Asparagus is a popular vegetable rich in healthy functional components. However, the process of its production leaves ferns from aboveground parts and roots from underground parts as unusable parts, and this is an issue to be resolved. In our previous studies, large amounts of rutin were noted in the cladophylls and storage roots (brown and epidermis), and the protodioscin content was high in buds, in the soil-covered section of spears, and in rhizomes. This study was conducted to examine the distribution of growth-inhibitory activity and mineral contents in different parts of asparagus. Correlations, including representative functional components (rutin and protodioscin), were examined. The results suggest there are differences in growth-inhibitory activity of different parts of asparagus. The growth-inhibitory activity was strong in the buds, rhizome, and absorptive and storage roots, and weak in the cladophylls and lateral branches. The percent N content of the aboveground part of asparagus was high compared with that in the aboveground part of other crops. Although the percent K content was similar to the mean of the aboveground part of other crops, it was higher than that in general green manure, suggesting the residual stems and leaves of the aboveground part of asparagus are effective green manure. In the aboveground part of asparagus, the rutin content and percent N and K content were higher, whereas growth-inhibitory activity tended to be low, suggesting that when no disease developed in the aboveground part, it can be used as an organic substance.
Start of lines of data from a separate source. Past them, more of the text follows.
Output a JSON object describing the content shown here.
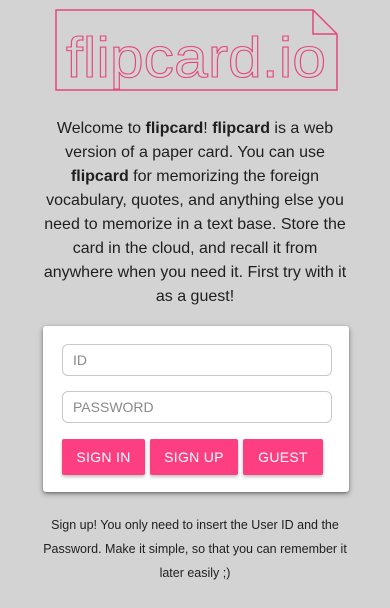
{
  "logo": {
    "text": "flipcard.io",
    "color": "#e5467e"
  },
  "intro": {
    "t1": "Welcome to ",
    "b1": "flipcard",
    "t2": "! ",
    "b2": "flipcard",
    "t3": " is a web version of a paper card. You can use ",
    "b3": "flipcard",
    "t4": " for memorizing the foreign vocabulary, quotes, and anything else you need to memorize in a text base. Store the card in the cloud, and recall it from anywhere when you need it. First try with it as a guest!"
  },
  "login": {
    "id_placeholder": "ID",
    "id_value": "",
    "password_placeholder": "PASSWORD",
    "password_value": "",
    "signin_label": "SIGN IN",
    "signup_label": "SIGN UP",
    "guest_label": "GUEST",
    "accent_color": "#fd3f82"
  },
  "note": "Sign up! You only need to insert the User ID and the Password. Make it simple, so that you can remember it later easily ;)"
}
Satoru Motoki, Takumi Taguchi, Ayaka Kato, Katsuhiro Inoue, and Eiji Nishihara
Satoru Motoki, Tianli Tang, Takumi Taguchi, Ayaka Kato, Hiromi Ikeura, and Tomoo Maeda
Asparagus is a popular vegetable rich in healthy functional components. Asparagus spears are known to contain a large amount of rutin, which has been found to possess anti-inflammatory, antitumor, and antibacterial/viral properties, and protodioscin, which is an antitumor substance and present in the bottom parts (8 cm from the cut end). However, the process of its production leaves fern in the aboveground parts and roots in the underground parts as significant amounts of nonusable parts, and this issue should be solved. This study was conducted to examine the distributions of rutin and protodioscin, representative functional components in different parts of asparagus. The results suggested that large amounts of rutin were noted in the cladophylls and storage roots (brown and epidermis), and the protodioscin content was high in the buds, the soil-covered section of the spear, and the rhizome. A significant amount of rutin was detected in the aboveground parts, which is consistent with the results of previous studies, but it was also found in the storage roots. The largest amount of protodioscin was found in the buds, as well as in young fruits and seeds of the aboveground parts. Injury by continuously cropping asparagus may be associated with high rutin content in the storage roots of asparagus.